Contributors and subscribers enable Of Two Minds to post 275+ free essays annually. It is for this reason they are Heroes and Heroines of New Media. Without your financial support, the free content would disappear for the simple reason that I cannot keep body and soul together on my meager book sales alone.

Or send coins, stamps or quatloos via mail--please request P.O. Box address.

Subscribers ($5/mo) and those who have contributed $50 or more annually (or made multiple contributions totalling $50 or more) receive weekly exclusive Musings Reports via email ($50/year is about 96 cents a week).

Each weekly Musings Report offers five features:
1. Exclusive essay on a diverse range of topics
2. Summary of the blog this week
3. Best thing that happened to me this week
4. Market Musings--commentary on the economy & global markets
5. From Left Field (a limited selection of interesting links)

At readers' request, there is also a $10/month option.

What subscribers are saying about the Musings (Musings samples here):

The "unsubscribe" link is for when you find the usual drivel here insufferable.

 
 
Dwolla members can subscribe to the Musings Reports with a one-time $50 payment; please email me if you use Dwolla, as Dwolla does not provide me with your email.



The Heroes & Heroines of New Media:
oftwominds.com contributors and subscribers



All content, HTML coding, format design, design elements and images copyright © 2014 Charles Hugh Smith, All global rights reserved in all media, unless otherwise credited or noted.

I am honored if you link to this essay, or print a copy for your own use.

Terms of Service:
All content on this blog is provided by Trewe LLC for informational purposes only. The owner of this blog makes no representations as to the accuracy or completeness of any information on this site or found by following any link on this site. The owner will not be liable for any errors or omissions in this information nor for the availability of this information. The owner will not be liable for any losses, injuries, or damages from the display or use of this information. These terms and conditions of use are subject to change at anytime and without notice.


                                                                         
blog     My Books     Archives     Books/Films     home


 

Add oftwominds.com
to your reader:

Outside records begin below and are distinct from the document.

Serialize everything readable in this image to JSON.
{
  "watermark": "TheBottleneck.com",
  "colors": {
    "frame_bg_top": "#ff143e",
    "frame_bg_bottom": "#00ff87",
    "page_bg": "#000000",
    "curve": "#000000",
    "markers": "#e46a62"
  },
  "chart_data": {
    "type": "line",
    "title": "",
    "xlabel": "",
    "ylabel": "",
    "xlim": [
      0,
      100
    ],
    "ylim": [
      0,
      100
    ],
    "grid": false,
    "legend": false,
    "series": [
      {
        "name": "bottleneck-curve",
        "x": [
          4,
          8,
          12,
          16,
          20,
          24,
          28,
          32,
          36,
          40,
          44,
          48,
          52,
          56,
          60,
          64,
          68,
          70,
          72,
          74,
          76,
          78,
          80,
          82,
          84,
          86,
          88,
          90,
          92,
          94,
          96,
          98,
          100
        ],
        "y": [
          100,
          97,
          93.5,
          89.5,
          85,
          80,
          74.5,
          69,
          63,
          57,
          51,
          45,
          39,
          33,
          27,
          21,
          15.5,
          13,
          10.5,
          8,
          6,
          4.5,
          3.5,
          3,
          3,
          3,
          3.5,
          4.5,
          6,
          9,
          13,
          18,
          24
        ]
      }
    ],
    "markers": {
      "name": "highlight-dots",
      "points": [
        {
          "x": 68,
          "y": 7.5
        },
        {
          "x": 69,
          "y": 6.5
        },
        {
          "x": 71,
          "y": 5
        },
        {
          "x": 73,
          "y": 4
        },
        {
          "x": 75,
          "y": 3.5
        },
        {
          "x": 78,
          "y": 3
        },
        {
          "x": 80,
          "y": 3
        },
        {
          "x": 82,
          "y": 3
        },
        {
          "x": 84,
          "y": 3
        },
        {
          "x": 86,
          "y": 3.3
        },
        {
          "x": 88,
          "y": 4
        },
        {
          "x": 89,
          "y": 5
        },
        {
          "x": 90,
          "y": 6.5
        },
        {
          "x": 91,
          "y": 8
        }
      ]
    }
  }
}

Making your Amazon purchases through this Search Box helps support oftwominds.com at no cost to you:



search my site: